We really didn't know what to do or what to say. Surely they must be right—they knew the Bible, had degrees, and experience, and biblical authority—so we should listen and obey them. But the Lord would not leave us alone—we still felt a burden to reach these people in our 12 Step Recovery group.
The Recovery House of Worship
So The Recovery House of Worship was born to reach using addicts, recovering addicts, their families, and their friends. The Lord had saved us and called us to build a bridge between the rooms of recovery and the church. A church that understood the culture, language, and traditions of the 12 Steps Recovery community. In short, we needed to train missionaries to reach this untapped mission field that gather together in church basements all over the world. So we became those missionaries and began training others in evangelism. From the very beginning till the present, we are confronted with many objections from believers and here are some things we should consider.
Over the years I've encountered some objections to the 12 Step Recovery program, and maybe you have as well. Here are some of the objections I've heard and how I have responded to them.
Dealing with Objections
1) We should stop attending 12 Step Recovery meetings because they are a cult, they don't worship Christ, and they believe in other gods or higher powers.
We have never heard of a mission field that was gospel-centered, faming the name of Jesus prior to the missionary arriving. So because of this very objection we feel compelled to obey Christ in His command to us to go to all people groups and make disciples.
Because they are worshiping idols, because they are not faming the name of Christ, because they are worshiping other gods, because they don't know Christ or recognize the Bible as authoritative, we feel compelled and must "therefore go."
Also, if a Bible believing Christian can not stay clean and keeps drinking or drugging, why not go to 12 Step Recovery? Twelve Step Recovery meetings work! They did for me and many others. We dont have to embrace anyone else's beliefs or abandon our own.
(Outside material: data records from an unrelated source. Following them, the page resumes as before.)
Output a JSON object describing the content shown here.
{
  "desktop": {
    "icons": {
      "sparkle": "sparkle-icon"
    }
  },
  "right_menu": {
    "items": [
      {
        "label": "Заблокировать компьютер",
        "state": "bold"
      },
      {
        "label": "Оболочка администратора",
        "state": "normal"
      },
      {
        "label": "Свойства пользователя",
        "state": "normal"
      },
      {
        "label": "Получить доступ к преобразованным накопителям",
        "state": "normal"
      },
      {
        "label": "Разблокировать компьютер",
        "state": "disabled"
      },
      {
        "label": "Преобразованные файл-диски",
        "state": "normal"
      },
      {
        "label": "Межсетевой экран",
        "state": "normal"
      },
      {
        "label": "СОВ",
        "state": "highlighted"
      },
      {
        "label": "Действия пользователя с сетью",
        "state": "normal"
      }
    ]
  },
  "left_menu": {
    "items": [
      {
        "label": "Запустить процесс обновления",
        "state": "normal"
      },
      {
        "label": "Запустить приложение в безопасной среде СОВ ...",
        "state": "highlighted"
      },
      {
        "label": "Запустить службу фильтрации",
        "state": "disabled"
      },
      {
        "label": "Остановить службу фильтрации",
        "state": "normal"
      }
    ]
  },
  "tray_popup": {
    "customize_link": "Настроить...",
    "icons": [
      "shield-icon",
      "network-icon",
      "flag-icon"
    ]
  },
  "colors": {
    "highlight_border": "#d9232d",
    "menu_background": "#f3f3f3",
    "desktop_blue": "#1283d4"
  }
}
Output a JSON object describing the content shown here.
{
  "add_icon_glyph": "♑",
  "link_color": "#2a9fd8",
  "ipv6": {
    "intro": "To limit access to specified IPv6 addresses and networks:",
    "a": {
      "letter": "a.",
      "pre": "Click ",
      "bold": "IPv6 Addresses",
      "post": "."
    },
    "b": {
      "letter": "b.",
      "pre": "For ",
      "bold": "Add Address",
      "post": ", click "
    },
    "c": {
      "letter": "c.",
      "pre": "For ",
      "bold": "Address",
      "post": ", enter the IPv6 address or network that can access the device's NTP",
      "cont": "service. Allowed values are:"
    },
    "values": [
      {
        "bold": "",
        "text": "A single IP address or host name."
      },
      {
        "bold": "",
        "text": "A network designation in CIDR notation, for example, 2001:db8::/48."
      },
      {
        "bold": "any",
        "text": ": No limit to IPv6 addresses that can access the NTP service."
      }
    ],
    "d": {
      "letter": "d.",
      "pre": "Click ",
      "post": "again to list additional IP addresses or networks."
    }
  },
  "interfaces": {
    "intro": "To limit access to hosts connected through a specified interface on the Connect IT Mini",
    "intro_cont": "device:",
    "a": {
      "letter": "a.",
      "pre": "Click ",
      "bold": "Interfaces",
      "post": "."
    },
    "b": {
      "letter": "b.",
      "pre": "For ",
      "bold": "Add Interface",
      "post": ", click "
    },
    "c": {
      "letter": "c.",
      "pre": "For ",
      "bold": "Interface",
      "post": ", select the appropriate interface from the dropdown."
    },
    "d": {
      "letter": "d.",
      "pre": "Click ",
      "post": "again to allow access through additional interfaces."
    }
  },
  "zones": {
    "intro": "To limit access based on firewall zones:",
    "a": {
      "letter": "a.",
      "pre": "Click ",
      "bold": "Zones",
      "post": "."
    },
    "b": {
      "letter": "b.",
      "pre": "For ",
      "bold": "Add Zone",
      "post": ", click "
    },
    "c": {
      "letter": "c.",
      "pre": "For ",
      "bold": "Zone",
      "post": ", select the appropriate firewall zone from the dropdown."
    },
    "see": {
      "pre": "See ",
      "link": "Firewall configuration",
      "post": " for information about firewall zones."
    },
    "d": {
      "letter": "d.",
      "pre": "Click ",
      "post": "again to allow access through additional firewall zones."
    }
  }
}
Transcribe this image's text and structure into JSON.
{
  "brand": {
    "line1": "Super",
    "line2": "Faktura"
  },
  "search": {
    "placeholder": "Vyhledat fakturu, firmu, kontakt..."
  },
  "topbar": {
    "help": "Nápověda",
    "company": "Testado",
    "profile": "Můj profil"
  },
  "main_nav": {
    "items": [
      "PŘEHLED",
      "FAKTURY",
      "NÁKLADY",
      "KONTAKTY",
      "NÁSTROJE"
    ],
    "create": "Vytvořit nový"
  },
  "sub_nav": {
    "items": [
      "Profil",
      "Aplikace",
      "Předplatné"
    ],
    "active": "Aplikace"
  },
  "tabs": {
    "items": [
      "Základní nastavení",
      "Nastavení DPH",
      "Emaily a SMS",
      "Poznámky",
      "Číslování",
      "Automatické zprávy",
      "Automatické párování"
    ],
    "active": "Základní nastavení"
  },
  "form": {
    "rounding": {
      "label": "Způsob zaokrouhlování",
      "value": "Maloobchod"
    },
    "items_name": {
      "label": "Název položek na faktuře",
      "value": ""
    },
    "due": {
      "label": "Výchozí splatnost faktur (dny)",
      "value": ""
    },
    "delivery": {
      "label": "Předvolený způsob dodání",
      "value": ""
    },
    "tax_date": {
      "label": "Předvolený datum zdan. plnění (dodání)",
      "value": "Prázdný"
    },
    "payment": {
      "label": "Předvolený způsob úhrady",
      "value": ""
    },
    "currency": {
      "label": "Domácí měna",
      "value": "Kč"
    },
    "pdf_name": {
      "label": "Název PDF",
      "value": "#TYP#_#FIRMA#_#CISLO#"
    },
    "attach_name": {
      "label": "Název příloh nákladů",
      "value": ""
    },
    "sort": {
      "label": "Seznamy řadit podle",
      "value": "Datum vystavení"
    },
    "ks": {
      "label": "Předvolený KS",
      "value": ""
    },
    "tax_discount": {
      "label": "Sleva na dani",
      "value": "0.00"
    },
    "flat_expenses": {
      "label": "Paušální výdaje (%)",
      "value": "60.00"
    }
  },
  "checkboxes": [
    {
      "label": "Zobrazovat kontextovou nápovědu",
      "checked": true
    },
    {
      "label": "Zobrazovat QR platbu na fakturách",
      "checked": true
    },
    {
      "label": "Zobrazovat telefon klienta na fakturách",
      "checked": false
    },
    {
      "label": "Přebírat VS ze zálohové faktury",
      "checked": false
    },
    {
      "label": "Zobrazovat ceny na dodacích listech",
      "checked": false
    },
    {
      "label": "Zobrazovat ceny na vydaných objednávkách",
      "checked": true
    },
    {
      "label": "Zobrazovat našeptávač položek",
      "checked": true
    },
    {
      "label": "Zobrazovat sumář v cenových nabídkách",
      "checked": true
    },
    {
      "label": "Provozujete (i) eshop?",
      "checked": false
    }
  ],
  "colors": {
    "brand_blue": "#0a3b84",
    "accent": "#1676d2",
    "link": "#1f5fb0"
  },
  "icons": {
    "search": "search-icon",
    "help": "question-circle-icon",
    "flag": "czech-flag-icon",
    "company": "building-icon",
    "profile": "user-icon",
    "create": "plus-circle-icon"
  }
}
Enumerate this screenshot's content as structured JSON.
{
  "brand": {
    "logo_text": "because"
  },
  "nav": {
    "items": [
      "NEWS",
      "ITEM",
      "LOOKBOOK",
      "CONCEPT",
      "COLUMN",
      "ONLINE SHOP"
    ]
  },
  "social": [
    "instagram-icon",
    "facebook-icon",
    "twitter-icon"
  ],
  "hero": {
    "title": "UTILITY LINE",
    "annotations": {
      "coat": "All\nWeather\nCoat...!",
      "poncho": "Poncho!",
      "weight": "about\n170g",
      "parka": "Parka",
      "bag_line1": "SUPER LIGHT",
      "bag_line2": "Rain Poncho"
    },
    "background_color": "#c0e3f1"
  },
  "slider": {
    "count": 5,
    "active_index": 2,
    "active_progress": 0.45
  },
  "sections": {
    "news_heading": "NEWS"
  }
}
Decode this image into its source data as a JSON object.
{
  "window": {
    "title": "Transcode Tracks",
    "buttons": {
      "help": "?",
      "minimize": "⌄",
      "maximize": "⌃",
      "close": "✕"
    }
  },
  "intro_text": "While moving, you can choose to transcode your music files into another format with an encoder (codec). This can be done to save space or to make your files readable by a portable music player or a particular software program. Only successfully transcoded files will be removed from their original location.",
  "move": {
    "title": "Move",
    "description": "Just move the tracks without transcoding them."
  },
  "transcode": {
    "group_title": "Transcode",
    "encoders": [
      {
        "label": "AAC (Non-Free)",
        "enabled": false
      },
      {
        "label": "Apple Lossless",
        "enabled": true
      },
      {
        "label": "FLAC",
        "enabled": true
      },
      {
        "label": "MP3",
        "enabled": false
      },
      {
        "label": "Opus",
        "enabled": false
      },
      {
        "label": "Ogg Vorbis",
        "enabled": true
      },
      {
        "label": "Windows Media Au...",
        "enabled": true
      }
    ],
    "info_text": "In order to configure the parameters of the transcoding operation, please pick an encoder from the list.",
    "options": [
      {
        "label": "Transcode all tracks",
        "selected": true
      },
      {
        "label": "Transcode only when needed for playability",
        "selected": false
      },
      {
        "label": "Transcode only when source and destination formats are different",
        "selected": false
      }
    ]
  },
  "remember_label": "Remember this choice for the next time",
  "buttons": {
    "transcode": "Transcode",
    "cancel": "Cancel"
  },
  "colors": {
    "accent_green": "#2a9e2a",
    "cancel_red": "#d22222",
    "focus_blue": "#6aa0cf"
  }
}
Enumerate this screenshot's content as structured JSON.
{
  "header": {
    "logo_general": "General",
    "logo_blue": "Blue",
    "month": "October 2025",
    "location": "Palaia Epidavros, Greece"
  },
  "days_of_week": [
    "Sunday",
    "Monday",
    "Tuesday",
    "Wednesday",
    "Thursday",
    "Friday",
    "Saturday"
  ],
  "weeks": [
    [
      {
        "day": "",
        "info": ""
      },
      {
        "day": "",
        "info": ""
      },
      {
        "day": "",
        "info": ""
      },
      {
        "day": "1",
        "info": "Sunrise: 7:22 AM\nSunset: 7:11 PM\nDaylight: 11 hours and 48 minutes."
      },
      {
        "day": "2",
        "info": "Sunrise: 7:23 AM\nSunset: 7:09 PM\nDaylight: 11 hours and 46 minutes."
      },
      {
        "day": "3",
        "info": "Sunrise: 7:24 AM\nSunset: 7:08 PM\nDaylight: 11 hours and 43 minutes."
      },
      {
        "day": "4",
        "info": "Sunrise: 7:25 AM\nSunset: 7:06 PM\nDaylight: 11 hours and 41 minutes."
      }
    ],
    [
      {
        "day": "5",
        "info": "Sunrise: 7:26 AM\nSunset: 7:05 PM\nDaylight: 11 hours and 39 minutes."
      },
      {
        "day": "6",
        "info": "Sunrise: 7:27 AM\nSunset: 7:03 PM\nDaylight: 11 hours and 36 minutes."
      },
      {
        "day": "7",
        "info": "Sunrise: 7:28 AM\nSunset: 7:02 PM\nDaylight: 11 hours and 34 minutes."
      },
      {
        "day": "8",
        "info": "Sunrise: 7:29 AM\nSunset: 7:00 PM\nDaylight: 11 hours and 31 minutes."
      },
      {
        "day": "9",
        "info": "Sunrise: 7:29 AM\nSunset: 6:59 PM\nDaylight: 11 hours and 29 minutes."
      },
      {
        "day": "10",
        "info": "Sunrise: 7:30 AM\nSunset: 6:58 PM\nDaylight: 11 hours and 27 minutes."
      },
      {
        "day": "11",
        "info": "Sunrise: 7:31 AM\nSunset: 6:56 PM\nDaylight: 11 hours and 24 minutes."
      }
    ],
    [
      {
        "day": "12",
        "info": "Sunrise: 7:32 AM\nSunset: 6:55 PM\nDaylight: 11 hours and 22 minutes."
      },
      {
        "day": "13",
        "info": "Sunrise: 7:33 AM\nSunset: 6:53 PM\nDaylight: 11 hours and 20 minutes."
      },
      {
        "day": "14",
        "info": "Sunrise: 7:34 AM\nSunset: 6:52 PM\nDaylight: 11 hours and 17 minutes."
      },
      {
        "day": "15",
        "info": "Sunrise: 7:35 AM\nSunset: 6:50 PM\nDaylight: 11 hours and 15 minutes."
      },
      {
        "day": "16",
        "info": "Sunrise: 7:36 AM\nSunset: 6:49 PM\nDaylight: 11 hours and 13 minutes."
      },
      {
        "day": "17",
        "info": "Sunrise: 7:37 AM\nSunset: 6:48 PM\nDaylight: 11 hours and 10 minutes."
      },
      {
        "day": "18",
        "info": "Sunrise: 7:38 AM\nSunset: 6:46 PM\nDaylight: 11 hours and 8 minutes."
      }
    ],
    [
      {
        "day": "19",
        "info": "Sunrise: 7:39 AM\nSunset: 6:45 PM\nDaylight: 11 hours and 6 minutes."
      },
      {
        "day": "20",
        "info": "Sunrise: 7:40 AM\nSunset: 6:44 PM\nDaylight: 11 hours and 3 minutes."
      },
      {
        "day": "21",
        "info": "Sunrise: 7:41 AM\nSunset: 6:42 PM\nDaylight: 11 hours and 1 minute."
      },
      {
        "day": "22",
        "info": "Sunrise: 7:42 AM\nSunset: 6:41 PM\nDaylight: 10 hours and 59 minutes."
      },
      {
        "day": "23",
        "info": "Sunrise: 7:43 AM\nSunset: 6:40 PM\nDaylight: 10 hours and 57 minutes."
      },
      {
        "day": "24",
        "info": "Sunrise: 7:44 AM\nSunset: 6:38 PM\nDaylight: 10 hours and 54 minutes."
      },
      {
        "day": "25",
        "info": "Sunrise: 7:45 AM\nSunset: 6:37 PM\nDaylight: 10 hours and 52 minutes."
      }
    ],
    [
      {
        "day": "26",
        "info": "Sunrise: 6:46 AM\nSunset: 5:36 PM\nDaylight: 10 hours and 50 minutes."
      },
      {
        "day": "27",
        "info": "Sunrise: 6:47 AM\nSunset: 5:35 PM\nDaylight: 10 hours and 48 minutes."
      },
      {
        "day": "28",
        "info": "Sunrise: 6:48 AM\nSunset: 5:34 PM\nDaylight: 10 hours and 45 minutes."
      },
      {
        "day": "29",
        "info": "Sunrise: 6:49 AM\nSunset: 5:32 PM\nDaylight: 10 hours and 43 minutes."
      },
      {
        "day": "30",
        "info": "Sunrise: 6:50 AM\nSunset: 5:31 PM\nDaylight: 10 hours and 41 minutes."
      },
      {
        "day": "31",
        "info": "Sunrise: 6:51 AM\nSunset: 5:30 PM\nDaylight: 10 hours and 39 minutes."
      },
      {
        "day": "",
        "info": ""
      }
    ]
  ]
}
In fact after people get clean and sober, they can be a member of The Wolf Pack and begin to influence others at those meetings for Christ's sake. We can help train them so that when they attend the meetings to get the help they might need and be the salt and the light at the same time.
2) Words have power, and we have been set free, delivered, therefore we should not identify ourselves as addicts or alcoholics in the meetings, as it is a custom of doing.
The language in 12 Step Recovery meetings and Christian recovery meetings is very different. What 12 Step Recovery meetings refer to as alcoholism and addiction, Christian meetings refer to this as "flesh."
3) I don't need the meetings anymore—I got saved and baptized and I am attending church now.
We believe God in His sovereignty has brought us to the meetings with a plan and a purpose. He could have led you to a Christian program or performed a miracle, but God chose to bring you and me to a 12 Step Recovery program. Theres a reason, I think He is raising up people to reach this people group, and it's hard to reach a people group if you don't speak their language and if you offend their culture every time you come across them.
My prayer is that we would look at our perspective about the 12 Step Recovery programs and that we would see that people in recovery need to be ministered to. We don't have to compromise the truth of God's Word to attend and engage this people group.
I want to say one very important thing. If Christians who have left the 12 Step Recovery programs would get properly trained and go back into the 12 Step Recovery programs they used to attend, lives would be touched, families would be restored, and thousands would dine at the masters table because we did so. The harvest is plentiful, but the workers have abandoned the mission field.